TASK DIRECTIONS: Go through each line of the records below and count those with the word "label"; give only the total.

+++ RECORD SET +++

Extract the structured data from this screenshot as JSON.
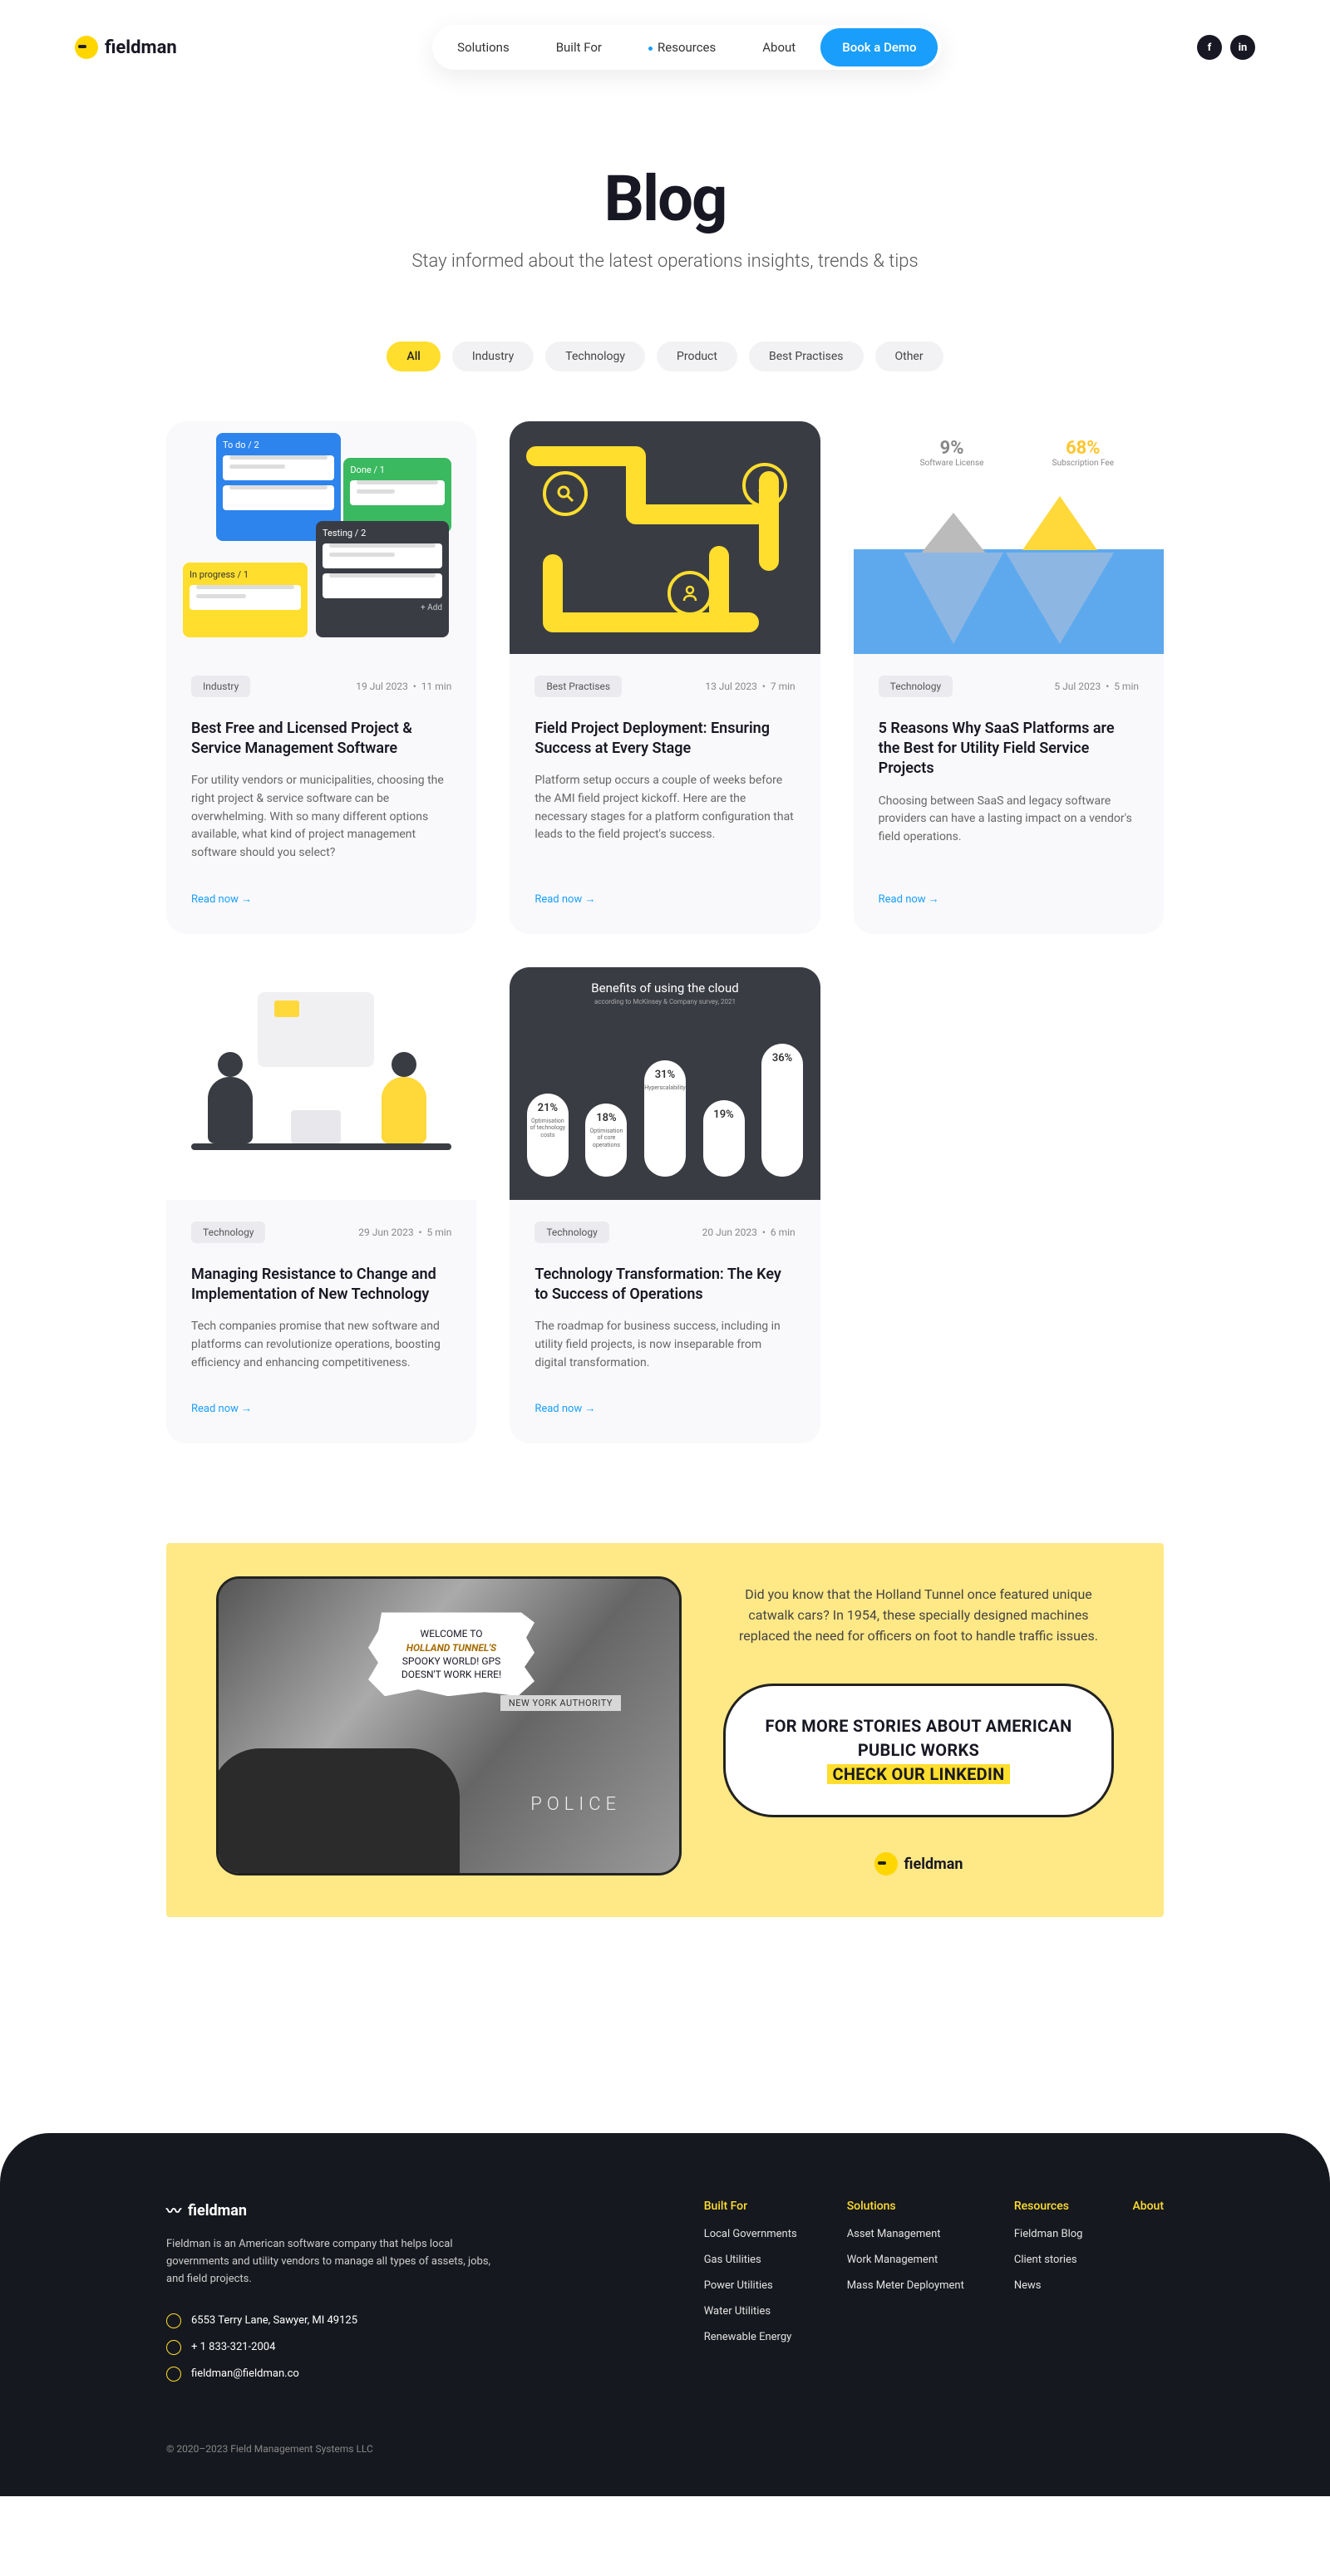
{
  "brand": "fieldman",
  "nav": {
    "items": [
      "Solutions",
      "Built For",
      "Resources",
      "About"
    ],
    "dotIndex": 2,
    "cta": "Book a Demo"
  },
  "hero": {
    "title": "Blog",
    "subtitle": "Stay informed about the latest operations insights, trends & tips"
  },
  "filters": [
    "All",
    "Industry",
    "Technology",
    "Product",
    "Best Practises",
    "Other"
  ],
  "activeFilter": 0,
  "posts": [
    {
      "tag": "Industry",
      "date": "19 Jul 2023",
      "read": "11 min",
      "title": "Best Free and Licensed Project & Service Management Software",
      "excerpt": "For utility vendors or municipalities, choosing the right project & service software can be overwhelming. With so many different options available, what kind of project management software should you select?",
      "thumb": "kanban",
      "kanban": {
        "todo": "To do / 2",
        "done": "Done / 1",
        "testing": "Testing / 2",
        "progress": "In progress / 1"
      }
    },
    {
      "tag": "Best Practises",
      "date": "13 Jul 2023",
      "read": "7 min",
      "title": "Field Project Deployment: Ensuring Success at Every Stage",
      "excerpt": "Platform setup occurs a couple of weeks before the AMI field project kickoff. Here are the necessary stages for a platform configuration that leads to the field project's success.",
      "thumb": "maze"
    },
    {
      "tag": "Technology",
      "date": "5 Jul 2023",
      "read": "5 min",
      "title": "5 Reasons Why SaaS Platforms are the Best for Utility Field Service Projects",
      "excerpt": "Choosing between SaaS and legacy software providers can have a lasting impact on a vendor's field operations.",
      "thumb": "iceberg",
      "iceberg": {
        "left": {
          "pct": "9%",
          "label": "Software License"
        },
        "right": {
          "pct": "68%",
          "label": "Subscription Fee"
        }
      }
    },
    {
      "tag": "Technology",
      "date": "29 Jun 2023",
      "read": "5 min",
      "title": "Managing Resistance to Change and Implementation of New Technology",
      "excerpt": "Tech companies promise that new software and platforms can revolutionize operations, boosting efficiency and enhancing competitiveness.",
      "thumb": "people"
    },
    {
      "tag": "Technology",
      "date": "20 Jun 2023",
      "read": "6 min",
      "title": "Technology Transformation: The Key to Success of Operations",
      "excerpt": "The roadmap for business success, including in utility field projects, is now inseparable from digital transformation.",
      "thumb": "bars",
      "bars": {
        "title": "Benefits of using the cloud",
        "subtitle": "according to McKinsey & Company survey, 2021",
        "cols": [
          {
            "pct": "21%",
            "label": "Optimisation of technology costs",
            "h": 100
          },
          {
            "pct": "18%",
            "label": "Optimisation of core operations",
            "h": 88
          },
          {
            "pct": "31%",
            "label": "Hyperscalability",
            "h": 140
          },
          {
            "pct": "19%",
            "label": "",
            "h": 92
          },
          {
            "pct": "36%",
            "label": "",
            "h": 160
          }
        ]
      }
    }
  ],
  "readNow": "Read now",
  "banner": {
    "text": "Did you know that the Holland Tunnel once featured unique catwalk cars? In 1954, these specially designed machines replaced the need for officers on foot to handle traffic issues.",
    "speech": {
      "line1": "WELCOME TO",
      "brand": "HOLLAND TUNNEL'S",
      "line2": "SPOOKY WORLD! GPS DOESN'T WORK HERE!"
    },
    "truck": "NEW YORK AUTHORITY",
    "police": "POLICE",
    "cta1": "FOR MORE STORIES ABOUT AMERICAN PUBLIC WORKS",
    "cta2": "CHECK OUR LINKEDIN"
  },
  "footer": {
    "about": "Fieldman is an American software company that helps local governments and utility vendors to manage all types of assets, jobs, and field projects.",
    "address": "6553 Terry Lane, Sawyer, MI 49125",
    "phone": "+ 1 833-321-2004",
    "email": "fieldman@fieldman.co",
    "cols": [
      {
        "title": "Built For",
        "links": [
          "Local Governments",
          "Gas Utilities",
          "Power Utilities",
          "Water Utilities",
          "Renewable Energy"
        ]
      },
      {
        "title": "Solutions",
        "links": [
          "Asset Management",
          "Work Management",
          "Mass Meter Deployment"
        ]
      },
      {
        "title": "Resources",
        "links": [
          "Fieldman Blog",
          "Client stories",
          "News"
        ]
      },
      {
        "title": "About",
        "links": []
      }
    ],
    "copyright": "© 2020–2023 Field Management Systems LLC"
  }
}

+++

TASK RESPONSE: 7